How does Tasker work?
When you open up Tasker, you have four tabs to work with: Profiles are contextual ways to trigger Tasks, which are the lists of organized Actions you want to perform. Scenes are visual interfaces that users can build to execute tasks, as well as Popups and other visual elements that can be used in Tasks various ways — such as waking up the screen on my phone without the use of root. Variables are values that can be assigned and changed over time. Tasker has a lot of global variables built in, and you can assign your own variables, should you desire.
To create a Task, you first give it a Name, and then you can begin assigning actions to that task. Actions are grouped according to type, but you can also search for actions by name, which makes things significantly easier for Tasker builders… so long as you know the proper name for the action you’re looking for.
Once you select an action, you configure it, such as telling Wi-Fi to turn off rather than on, or telling a plugin which app to direct commands to. Once you have your actions in order, you can execute the task by pressing play, or by adding it to a Profile, which can be launched at a certain time, when a certain app is open, or a number of other contexts.
Just what can it do for you?
Tasker can do a multitude of things to your phone, and it has done this for me over the years. Even before Android had automatic rules for Do Not Disturb, Tasker ensured my phone wouldn’t disturb me while I got my beauty sleep. At show time, Tasker would set my phone to silent, ensuring my Fantasmic ring tone didn’t blare out in a live broadcast. When I was getting in the car, Tasker recognized the Bluetooth head unit and executed a task that would turn off my Wi-Fi and turn on my music.

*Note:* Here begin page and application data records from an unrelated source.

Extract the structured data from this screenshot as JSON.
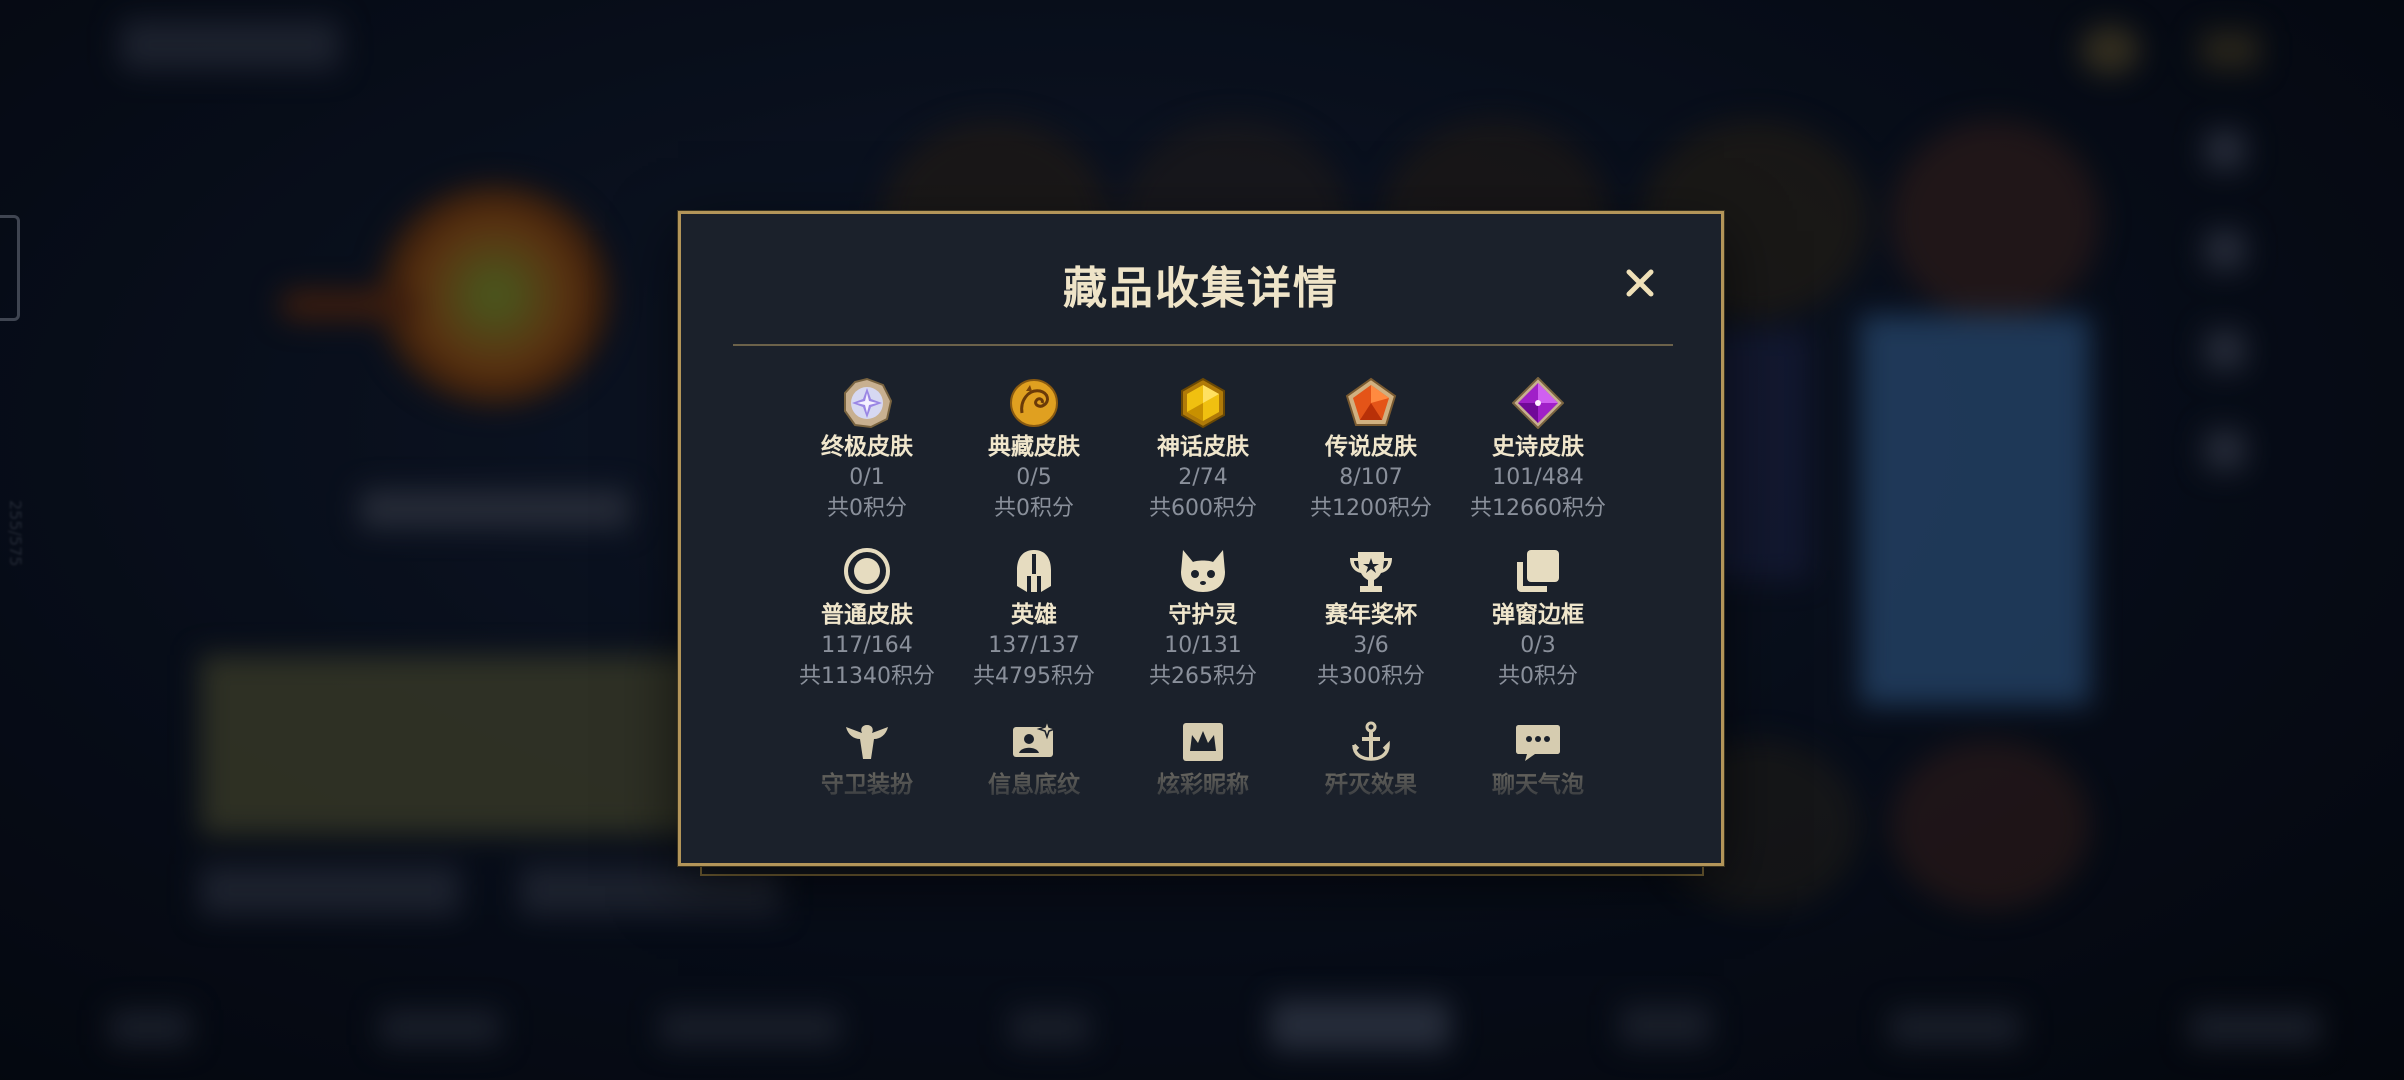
{
  "modal": {
    "title": "藏品收集详情",
    "close_icon": "close-x-icon"
  },
  "background": {
    "side_text": "255/575"
  },
  "colors": {
    "accent_gold": "#b39559",
    "title_text": "#efe4c8",
    "muted_text": "#8a909b",
    "panel_bg": "#1b212b"
  },
  "items": [
    {
      "name": "终极皮肤",
      "count": "0/1",
      "points": "共0积分",
      "icon": "ultimate-skin-icon"
    },
    {
      "name": "典藏皮肤",
      "count": "0/5",
      "points": "共0积分",
      "icon": "collection-skin-icon"
    },
    {
      "name": "神话皮肤",
      "count": "2/74",
      "points": "共600积分",
      "icon": "mythic-skin-icon"
    },
    {
      "name": "传说皮肤",
      "count": "8/107",
      "points": "共1200积分",
      "icon": "legendary-skin-icon"
    },
    {
      "name": "史诗皮肤",
      "count": "101/484",
      "points": "共12660积分",
      "icon": "epic-skin-icon"
    },
    {
      "name": "普通皮肤",
      "count": "117/164",
      "points": "共11340积分",
      "icon": "standard-skin-icon"
    },
    {
      "name": "英雄",
      "count": "137/137",
      "points": "共4795积分",
      "icon": "champion-helmet-icon"
    },
    {
      "name": "守护灵",
      "count": "10/131",
      "points": "共265积分",
      "icon": "guardian-pet-icon"
    },
    {
      "name": "赛年奖杯",
      "count": "3/6",
      "points": "共300积分",
      "icon": "trophy-icon"
    },
    {
      "name": "弹窗边框",
      "count": "0/3",
      "points": "共0积分",
      "icon": "popup-frame-icon"
    },
    {
      "name": "守卫装扮",
      "icon": "ward-skin-icon"
    },
    {
      "name": "信息底纹",
      "icon": "info-card-icon"
    },
    {
      "name": "炫彩昵称",
      "icon": "fancy-nickname-icon"
    },
    {
      "name": "歼灭效果",
      "icon": "elimination-effect-icon"
    },
    {
      "name": "聊天气泡",
      "icon": "chat-bubble-icon"
    }
  ]
}
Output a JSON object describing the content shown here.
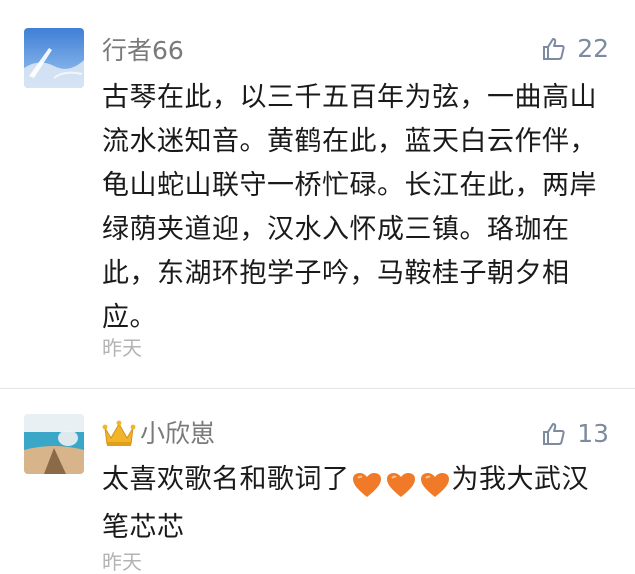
{
  "comments": [
    {
      "username": "行者66",
      "likes": "22",
      "text": "古琴在此，以三千五百年为弦，一曲高山流水迷知音。黄鹤在此，蓝天白云作伴，龟山蛇山联守一桥忙碌。长江在此，两岸绿荫夹道迎，汉水入怀成三镇。珞珈在此，东湖环抱学子吟，马鞍桂子朝夕相应。",
      "time": "昨天",
      "avatar_icon": "sky-avatar-icon"
    },
    {
      "username": "小欣崽",
      "likes": "13",
      "text_before": "太喜欢歌名和歌词了",
      "text_after": "为我大武汉笔芯芯",
      "hearts_count": 3,
      "time": "昨天",
      "avatar_icon": "beach-avatar-icon",
      "badge_icon": "crown-icon"
    }
  ],
  "colors": {
    "username": "#7a7a7a",
    "likes": "#7d8aa0",
    "body_text": "#1a1a1a",
    "time": "#b3b3b3",
    "heart": "#f07a28"
  }
}
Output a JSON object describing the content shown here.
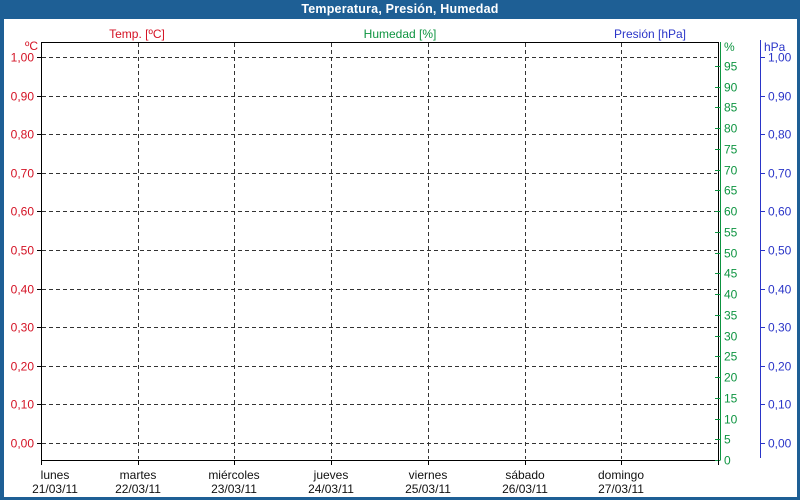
{
  "window": {
    "title": "Temperatura, Presión, Humedad"
  },
  "legend": [
    {
      "label": "Temp. [ºC]",
      "color": "#d41224"
    },
    {
      "label": "Humedad [%]",
      "color": "#0d9440"
    },
    {
      "label": "Presión [hPa]",
      "color": "#2a35c8"
    }
  ],
  "axes": {
    "left_temperature": {
      "unit": "ºC",
      "color": "#d41224",
      "ticks": [
        "1,00",
        "0,90",
        "0,80",
        "0,70",
        "0,60",
        "0,50",
        "0,40",
        "0,30",
        "0,20",
        "0,10",
        "0,00"
      ]
    },
    "right_humidity": {
      "unit": "%",
      "color": "#0d9440",
      "ticks": [
        "95",
        "90",
        "85",
        "80",
        "75",
        "70",
        "65",
        "60",
        "55",
        "50",
        "45",
        "40",
        "35",
        "30",
        "25",
        "20",
        "15",
        "10",
        "5",
        "0"
      ]
    },
    "right_pressure": {
      "unit": "hPa",
      "color": "#2a35c8",
      "ticks": [
        "1,00",
        "0,90",
        "0,80",
        "0,70",
        "0,60",
        "0,50",
        "0,40",
        "0,30",
        "0,20",
        "0,10",
        "0,00"
      ]
    },
    "x_days": [
      {
        "name": "lunes",
        "date": "21/03/11"
      },
      {
        "name": "martes",
        "date": "22/03/11"
      },
      {
        "name": "miércoles",
        "date": "23/03/11"
      },
      {
        "name": "jueves",
        "date": "24/03/11"
      },
      {
        "name": "viernes",
        "date": "25/03/11"
      },
      {
        "name": "sábado",
        "date": "26/03/11"
      },
      {
        "name": "domingo",
        "date": "27/03/11"
      }
    ]
  },
  "colors": {
    "titlebar_bg": "#1e5f95",
    "frame_border": "#1e5f95",
    "plot_background": "#ffffff",
    "plot_border": "#000000",
    "gridline": "#333333",
    "day_label": "#111111"
  },
  "chart_data": {
    "type": "line",
    "title": "Temperatura, Presión, Humedad",
    "grid": true,
    "legend_position": "top",
    "x": {
      "categories": [
        "lunes 21/03/11",
        "martes 22/03/11",
        "miércoles 23/03/11",
        "jueves 24/03/11",
        "viernes 25/03/11",
        "sábado 26/03/11",
        "domingo 27/03/11"
      ],
      "start_date": "21/03/11",
      "end_date": "27/03/11"
    },
    "series": [
      {
        "name": "Temp. [ºC]",
        "color": "#d41224",
        "axis": "left",
        "axis_range": [
          0.0,
          1.0
        ],
        "tick_step": 0.1,
        "values": []
      },
      {
        "name": "Humedad [%]",
        "color": "#0d9440",
        "axis": "right-inner",
        "axis_range": [
          0,
          100
        ],
        "tick_step": 5,
        "values": []
      },
      {
        "name": "Presión [hPa]",
        "color": "#2a35c8",
        "axis": "right-outer",
        "axis_range": [
          0.0,
          1.0
        ],
        "tick_step": 0.1,
        "values": []
      }
    ]
  }
}
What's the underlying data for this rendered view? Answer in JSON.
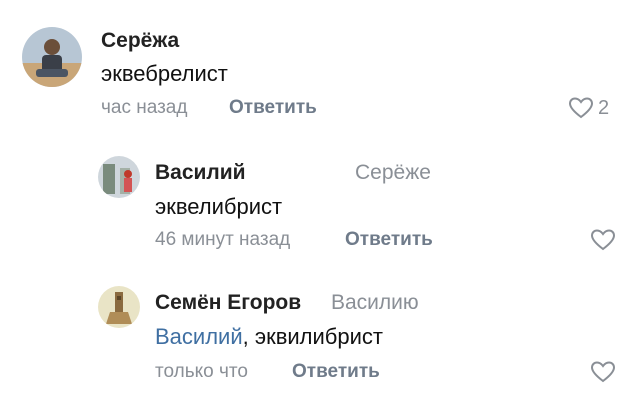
{
  "comments": [
    {
      "author": "Серёжа",
      "text": "эквебрелист",
      "time": "час назад",
      "reply_label": "Ответить",
      "likes": "2",
      "avatar": "photo-avatar"
    },
    {
      "author": "Василий",
      "reply_to": "Серёже",
      "text": "эквелибрист",
      "time": "46 минут назад",
      "reply_label": "Ответить",
      "avatar": "photo-avatar"
    },
    {
      "author": "Семён Егоров",
      "reply_to": "Василию",
      "mention": "Василий",
      "text": ", эквилибрист",
      "time": "только что",
      "reply_label": "Ответить",
      "avatar": "photo-avatar"
    }
  ],
  "icons": {
    "like": "heart-outline-icon"
  },
  "colors": {
    "name": "#222222",
    "muted": "#8a8f96",
    "reply": "#6f7b8a",
    "mention": "#3f6fa2"
  }
}
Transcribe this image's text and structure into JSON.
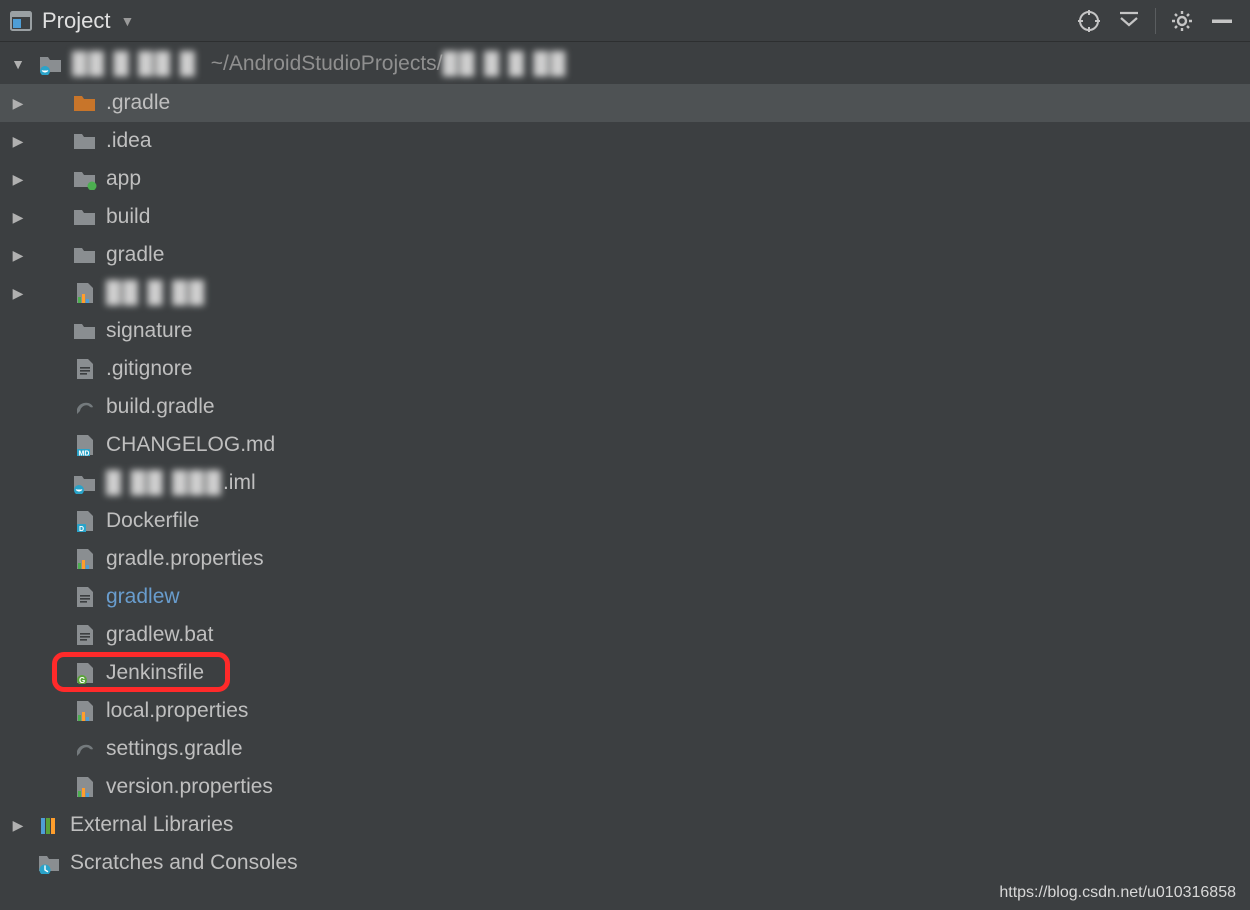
{
  "toolbar": {
    "title": "Project"
  },
  "tree": {
    "rootPath": "~/AndroidStudioProjects/",
    "items": [
      {
        "label": ".gradle",
        "icon": "folder-orange",
        "expandable": true,
        "depth": 1,
        "selected": true
      },
      {
        "label": ".idea",
        "icon": "folder-gray",
        "expandable": true,
        "depth": 1
      },
      {
        "label": "app",
        "icon": "folder-module",
        "expandable": true,
        "depth": 1
      },
      {
        "label": "build",
        "icon": "folder-gray",
        "expandable": true,
        "depth": 1
      },
      {
        "label": "gradle",
        "icon": "folder-gray",
        "expandable": true,
        "depth": 1
      },
      {
        "label": "",
        "icon": "chart",
        "expandable": true,
        "depth": 1,
        "redactedLabel": true
      },
      {
        "label": "signature",
        "icon": "folder-gray",
        "expandable": false,
        "depth": 1
      },
      {
        "label": ".gitignore",
        "icon": "text-file",
        "expandable": false,
        "depth": 1
      },
      {
        "label": "build.gradle",
        "icon": "gradle",
        "expandable": false,
        "depth": 1
      },
      {
        "label": "CHANGELOG.md",
        "icon": "md",
        "expandable": false,
        "depth": 1
      },
      {
        "label": ".iml",
        "icon": "module",
        "expandable": false,
        "depth": 1,
        "redactedPrefix": true
      },
      {
        "label": "Dockerfile",
        "icon": "docker",
        "expandable": false,
        "depth": 1
      },
      {
        "label": "gradle.properties",
        "icon": "chart",
        "expandable": false,
        "depth": 1
      },
      {
        "label": "gradlew",
        "icon": "text-file",
        "expandable": false,
        "depth": 1,
        "link": true
      },
      {
        "label": "gradlew.bat",
        "icon": "text-file",
        "expandable": false,
        "depth": 1
      },
      {
        "label": "Jenkinsfile",
        "icon": "groovy",
        "expandable": false,
        "depth": 1,
        "highlight": true
      },
      {
        "label": "local.properties",
        "icon": "chart",
        "expandable": false,
        "depth": 1
      },
      {
        "label": "settings.gradle",
        "icon": "gradle",
        "expandable": false,
        "depth": 1
      },
      {
        "label": "version.properties",
        "icon": "chart",
        "expandable": false,
        "depth": 1
      }
    ],
    "extLibs": "External Libraries",
    "scratches": "Scratches and Consoles"
  },
  "footer": "https://blog.csdn.net/u010316858"
}
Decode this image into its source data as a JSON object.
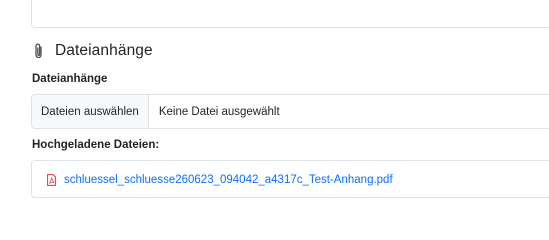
{
  "attachments": {
    "section_title": "Dateianhänge",
    "section_icon": "paperclip-icon",
    "field_label": "Dateianhänge",
    "file_input": {
      "button_label": "Dateien auswählen",
      "status_text": "Keine Datei ausgewählt"
    },
    "uploaded": {
      "label": "Hochgeladene Dateien:",
      "files": [
        {
          "name": "schluessel_schluesse260623_094042_a4317c_Test-Anhang.pdf",
          "icon": "pdf-file-icon"
        }
      ]
    }
  },
  "colors": {
    "link": "#0d6efd",
    "pdf_icon": "#dc3545",
    "border": "#dee2e6",
    "button_bg": "#f8f9fa"
  }
}
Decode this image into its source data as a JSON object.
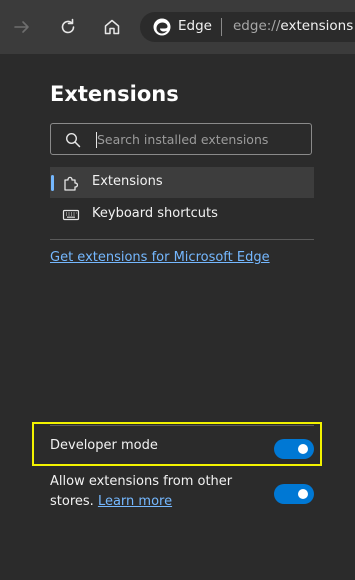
{
  "browser": {
    "app_name": "Edge",
    "url_scheme": "edge://",
    "url_host": "extensions"
  },
  "extensions_page": {
    "title": "Extensions",
    "search": {
      "placeholder": "Search installed extensions",
      "value": ""
    },
    "nav": [
      {
        "label": "Extensions",
        "icon": "puzzle-icon",
        "active": true
      },
      {
        "label": "Keyboard shortcuts",
        "icon": "keyboard-icon",
        "active": false
      }
    ],
    "get_link": "Get extensions for Microsoft Edge",
    "developer_mode": {
      "label": "Developer mode",
      "on": true
    },
    "allow_other_stores": {
      "label": "Allow extensions from other stores.",
      "link": "Learn more",
      "on": true
    }
  },
  "colors": {
    "accent": "#0078d4",
    "link": "#75b8ff",
    "highlight_box": "#f2f200",
    "background": "#2b2b2b"
  }
}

Before Google Assistant put so many commands at my fingertips, Tasker and AutoVoice — a third-party plugin that allows users to program specific voice commands for our tasks — combined to give me vital hands-free commands, and when it combined with Moto Voice on my Moto X, it felt like actual magic.
The Tasker use that keeps me around, however, is my Tasker + Google Play Music alarm clock. This alarm profile and task brings back the convenience and nostalgia of my old CD and iPod alarm clocks, turning back on my current Google Play Music queue rather than playing the old song or alarm tone day after day after day.
The limits of Tasker
Tasker can do so, so, so much, but the same time, there are some very grey, very hazy limitations to what Tasker can do. What you can do varies from phone to phone and some of the cooler examples you’ll see require a rooted phone. Beyond devices, the biggest limitation Tasker can face is your time — how much of it are you willing to spend to do this stuff? I’ve spent weeks fine-tuning my precious alarm after I switch phones, but that alarm also gives me something nothing else on Android can.
That’s the heart of Tasker. It can work Android magic, if you’re willing to take the time to understand the logistics and the programming behind it. That magic tests the limits of Android and the limits of user ingenuity, and if you’re willing to suspend your disbelief, it can leave you in awe.